Unlocking the 'Black Box' of Big Data: Why Artificial Intelligence will Soon be Your Organisation's Most Important Technology
Big data is not an emerging tech trend: it’s already here. Every web click, transaction and connected device is pumping information into our systems. Staggeringly, 90 percent of all the data that exists today was created in the last two years. And data generation is only going to accelerate.
So how do we take the next step, from gathering data to analysing it and deriving meaning to inform decision making? From retail, healthcare and telecommunications to banking, manufacturing and self-driving cars, the scale on which organisations are producing data is simply too massive for manual processing to be an option.
Artificial intelligence, and in particular the branch of AI called deep learning, is answering this challenge. The ‘deep’ in deep learning refers to the way deep learning systems build layers of nodes or neurons, called artificial neural networks, to solve problems. These networks are roughly comparable to the structure of the
In conventional computing, a programmer writes lines of code which tell the computer how to solve a problem. Deep learning is a completely new computing model which enables computers to solve problems by trial and error, in much the same way human children learn. Effectively, a computer using deep learning is writing its own software. It’s an extremely powerful approach because, unlike conventional programming, it allows computers to solve problems we don’t know the answers to by finding patterns in data.
In combination with graphics processing units (GPUs), which deliver the extreme processing power required by this approach, deep learning offers a way to turn the ‘black box’ of big data into solutions that will
For example, we’re already seeing companies using AI to customise the way consumers interact, procure and receive services from vendors. Retailers like Amazon and Netflix suggest products that fit our preferences, a technique that uses deep learning to analyse not only our own purchasing and browsing history but that of thousands of other consumers to deliver uncannily accurate results.
In warehouses and manufacturing plants, AI will also be revolutionary. Industrial robots which can learn new processes, rather than require costly modification or replacement, will bring huge gains in effectiveness and flexibility to production lines. There’s some exciting work being done in this ‘future factories’ field by companies like French start-up Akeoplus. And in warehouses, we’ve already seen online retailing giant Zalando achieve impressive improvements in its systems by implementing deep learning to calculate the most efficient picking routes.
At a more personal level, there is exciting work being done with deep learning in the medical space. Thanks to AI, we can expect more personalised care and improvements in the detection time for devastating diseases like cancer. We also have the opportunity to begin predicting diseases with much greater accuracy. Start-up DreamQuark is using GPUs to analyse medical records and data, developing prediction and care solutions for healthcare and insurance providers.
NVIDIA’s role in this deep learning revolution is pivotal. Not only does our core hardware technology, the GPU, accelerate deep learning so that results can be produced within a useful timeframe, but we have invested significantly in software tools that make deep learning accessible for business.

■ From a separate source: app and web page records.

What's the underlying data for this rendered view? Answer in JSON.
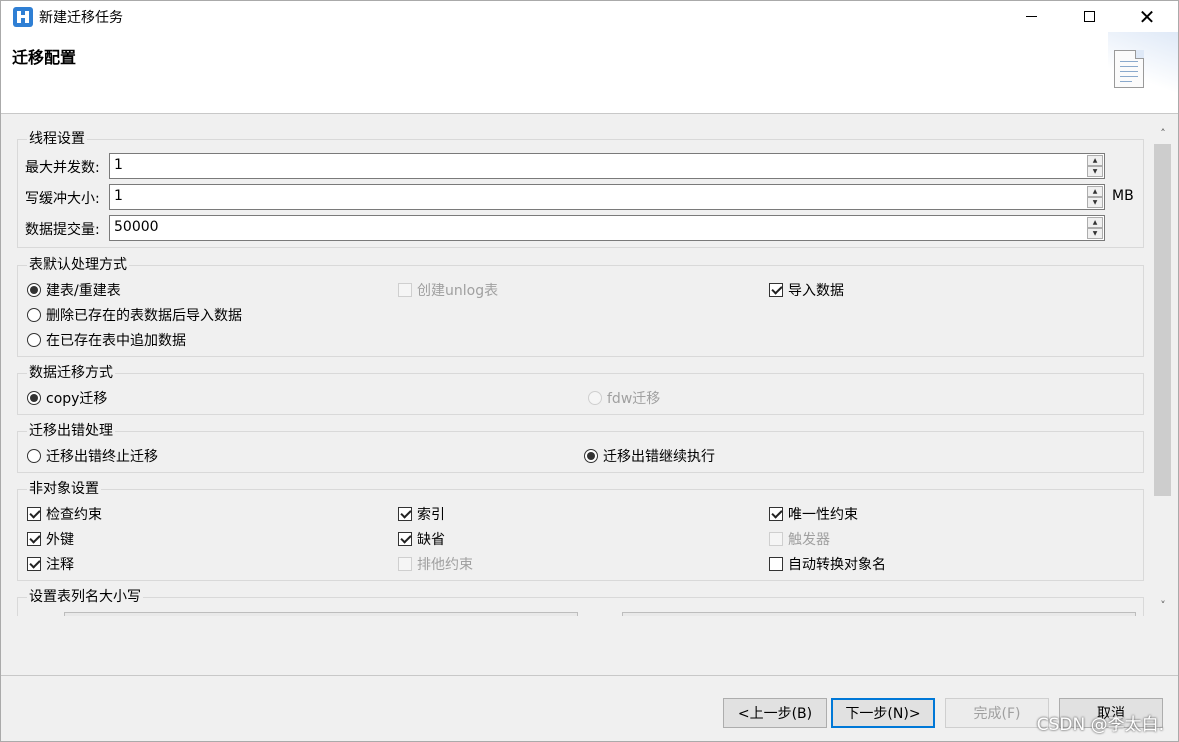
{
  "window": {
    "title": "新建迁移任务"
  },
  "header": {
    "title": "迁移配置"
  },
  "thread_settings": {
    "title": "线程设置",
    "max_concurrency": {
      "label": "最大并发数:",
      "value": "1"
    },
    "write_buffer": {
      "label": "写缓冲大小:",
      "value": "1",
      "unit": "MB"
    },
    "commit_size": {
      "label": "数据提交量:",
      "value": "50000"
    }
  },
  "table_default": {
    "title": "表默认处理方式",
    "options": [
      {
        "label": "建表/重建表",
        "selected": true
      },
      {
        "label": "删除已存在的表数据后导入数据",
        "selected": false
      },
      {
        "label": "在已存在表中追加数据",
        "selected": false
      }
    ],
    "create_unlog": {
      "label": "创建unlog表",
      "checked": false,
      "enabled": false
    },
    "import_data": {
      "label": "导入数据",
      "checked": true
    }
  },
  "migration_method": {
    "title": "数据迁移方式",
    "copy": {
      "label": "copy迁移",
      "selected": true
    },
    "fdw": {
      "label": "fdw迁移",
      "selected": false,
      "enabled": false
    }
  },
  "error_handling": {
    "title": "迁移出错处理",
    "stop": {
      "label": "迁移出错终止迁移",
      "selected": false
    },
    "continue": {
      "label": "迁移出错继续执行",
      "selected": true
    }
  },
  "non_object": {
    "title": "非对象设置",
    "items": [
      {
        "label": "检查约束",
        "checked": true,
        "enabled": true
      },
      {
        "label": "索引",
        "checked": true,
        "enabled": true
      },
      {
        "label": "唯一性约束",
        "checked": true,
        "enabled": true
      },
      {
        "label": "外键",
        "checked": true,
        "enabled": true
      },
      {
        "label": "缺省",
        "checked": true,
        "enabled": true
      },
      {
        "label": "触发器",
        "checked": false,
        "enabled": false
      },
      {
        "label": "注释",
        "checked": true,
        "enabled": true
      },
      {
        "label": "排他约束",
        "checked": false,
        "enabled": false
      },
      {
        "label": "自动转换对象名",
        "checked": false,
        "enabled": true
      }
    ]
  },
  "case_settings": {
    "title": "设置表列名大小写"
  },
  "footer": {
    "back": "<上一步(B)",
    "next": "下一步(N)>",
    "finish": "完成(F)",
    "cancel": "取消"
  },
  "watermark": "CSDN @李太白."
}
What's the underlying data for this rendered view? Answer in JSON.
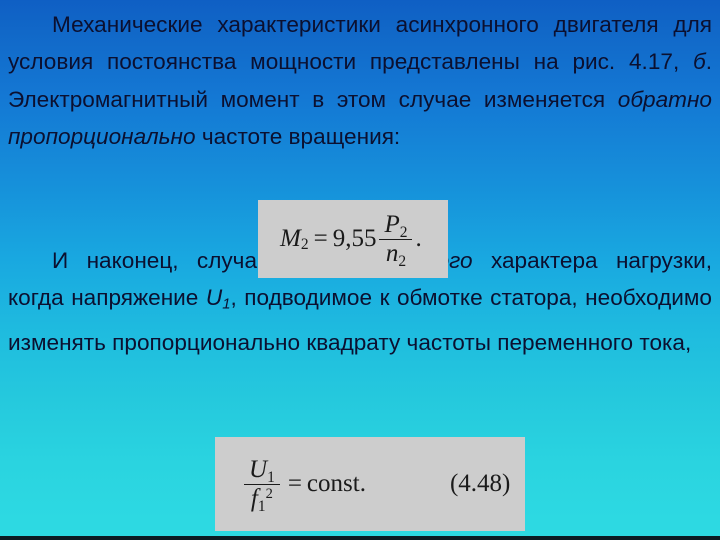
{
  "slide": {
    "background": {
      "gradient_from": "#0f5fc4",
      "gradient_mid": "#19a8e0",
      "gradient_to": "#2dd9e2"
    },
    "text_color": "#0b1030",
    "formula_box_color": "#cdcdcd"
  },
  "paragraph_1": {
    "part_1": "Механические характеристики асинхронного двигателя для условия постоянства мощности представлены на рис. 4.17, ",
    "fig_letter": "б",
    "part_2": ". Электромагнитный момент в этом случае изменяется ",
    "emphasis": "обратно пропорционально",
    "part_3": " частоте вращения:"
  },
  "paragraph_2": {
    "part_1": "И наконец, случай ",
    "emphasis": "вентиляторного",
    "part_2": " характера нагрузки, когда напряжение ",
    "variable": "U",
    "variable_sub": "1",
    "part_3": ", подводимое к обмотке статора, необходимо изменять пропорционально квадрату частоты переменного тока,"
  },
  "formula_1": {
    "lhs_symbol": "M",
    "lhs_sub": "2",
    "equals": "=",
    "coefficient": "9,55",
    "numerator_symbol": "P",
    "numerator_sub": "2",
    "denominator_symbol": "n",
    "denominator_sub": "2",
    "period": "."
  },
  "formula_2": {
    "numerator_symbol": "U",
    "numerator_sub": "1",
    "denominator_symbol": "f",
    "denominator_sub": "1",
    "denominator_sup": "2",
    "equals": "=",
    "rhs": "const.",
    "tag": "(4.48)"
  }
}
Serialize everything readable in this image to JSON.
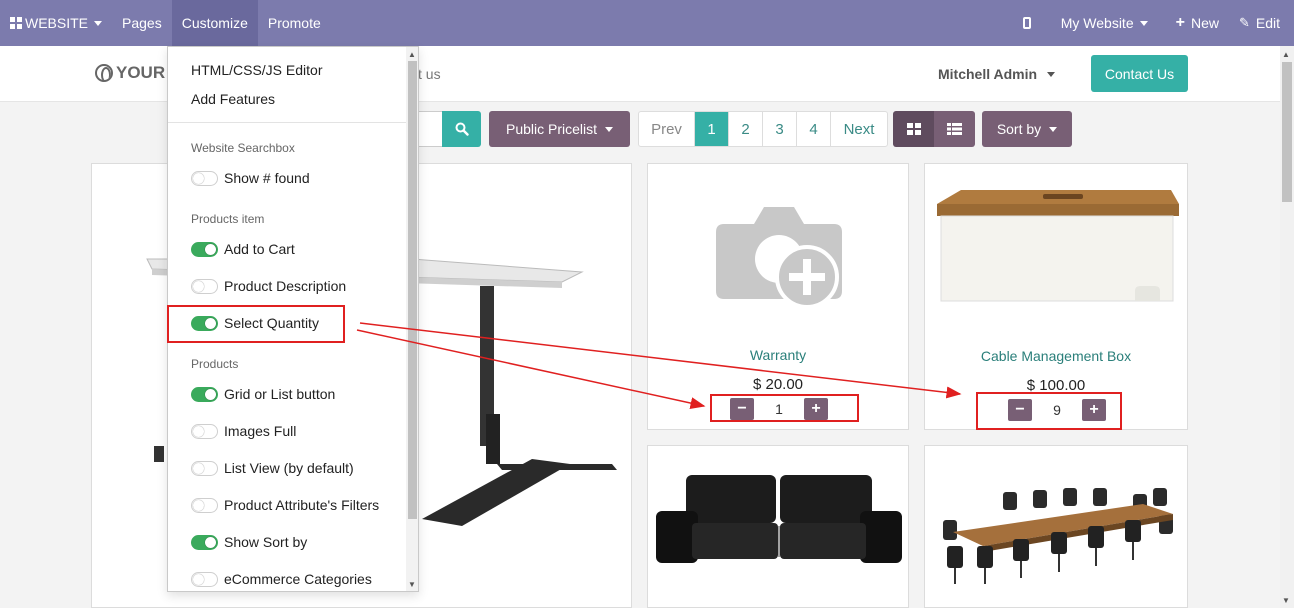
{
  "topbar": {
    "website_label": "WEBSITE",
    "pages_label": "Pages",
    "customize_label": "Customize",
    "promote_label": "Promote",
    "my_website_label": "My Website",
    "new_label": "New",
    "edit_label": "Edit",
    "bar_color": "#7c7bad"
  },
  "site_header": {
    "logo_text": "YOUR",
    "nav_link_fragment": "ct us",
    "user_name": "Mitchell Admin",
    "contact_button": "Contact Us"
  },
  "toolbar": {
    "pricelist_label": "Public Pricelist",
    "pager": {
      "prev": "Prev",
      "pages": [
        "1",
        "2",
        "3",
        "4"
      ],
      "current": "1",
      "next": "Next"
    },
    "sort_label": "Sort by"
  },
  "customize_menu": {
    "links": [
      "HTML/CSS/JS Editor",
      "Add Features"
    ],
    "sections": [
      {
        "heading": "Website Searchbox",
        "options": [
          {
            "label": "Show # found",
            "enabled": false
          }
        ]
      },
      {
        "heading": "Products item",
        "options": [
          {
            "label": "Add to Cart",
            "enabled": true
          },
          {
            "label": "Product Description",
            "enabled": false
          },
          {
            "label": "Select Quantity",
            "enabled": true
          }
        ]
      },
      {
        "heading": "Products",
        "options": [
          {
            "label": "Grid or List button",
            "enabled": true
          },
          {
            "label": "Images Full",
            "enabled": false
          },
          {
            "label": "List View (by default)",
            "enabled": false
          },
          {
            "label": "Product Attribute's Filters",
            "enabled": false
          },
          {
            "label": "Show Sort by",
            "enabled": true
          },
          {
            "label": "eCommerce Categories",
            "enabled": false
          }
        ]
      }
    ]
  },
  "products": [
    {
      "name": "Warranty",
      "price": "$ 20.00",
      "quantity": "1",
      "image_icon": "camera-plus-placeholder-icon"
    },
    {
      "name": "Cable Management Box",
      "price": "$ 100.00",
      "quantity": "9",
      "image_icon": "cable-box-image"
    },
    {
      "name": "",
      "image_icon": "black-sofa-image"
    },
    {
      "name": "",
      "image_icon": "conference-table-image"
    },
    {
      "name": "",
      "image_icon": "standing-desk-image"
    }
  ],
  "accent_colors": {
    "teal": "#35b0a6",
    "mauve": "#785f75",
    "toggle_on": "#3aaa5c",
    "annotation_red": "#e02020"
  }
}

Several years ago we committed ourselves as a company to investing in deep learning. Now that commitment is bearing fruit, we find ourselves in a position of leadership as this new computing model takes the world by storm. We will continue to work very closely with the developer, startup and business communities to ensure that all the major frameworks, libraries and applications on which deep learning relies are extremely compatible with the GPU.
The next big trend we expect to see is the widespread deployment of deep learning-based applications in the enterprise datacentre. At the International Supercomputing Conference, held recently in Frankfurt, industry analysts IDC identified deep learning and big data as two of the most important growth drivers in the high performance computing space.
To support this, we’ve already announced our latest-generation GPU architecture, called Pascal. The Tesla P100 has been specifically designed to meet the demand for high performance and hyper scale computing in the accelerated datacentre.
The combination of GPUs and our supporting NVIDIA SDK, containing a range of software tools for developers, means the barrier to entry for organisations to deploy deep learning is falling. We’re already seeing this technology delivering new business models and solutions in sectors from drones and robots to PCs and servers, from cloud services to autonomous vehicles. Deep learning and artificial intelligence are in the grip of a ‘big bang’ and our technology platforms will be instrumental in realising its potential for businesses.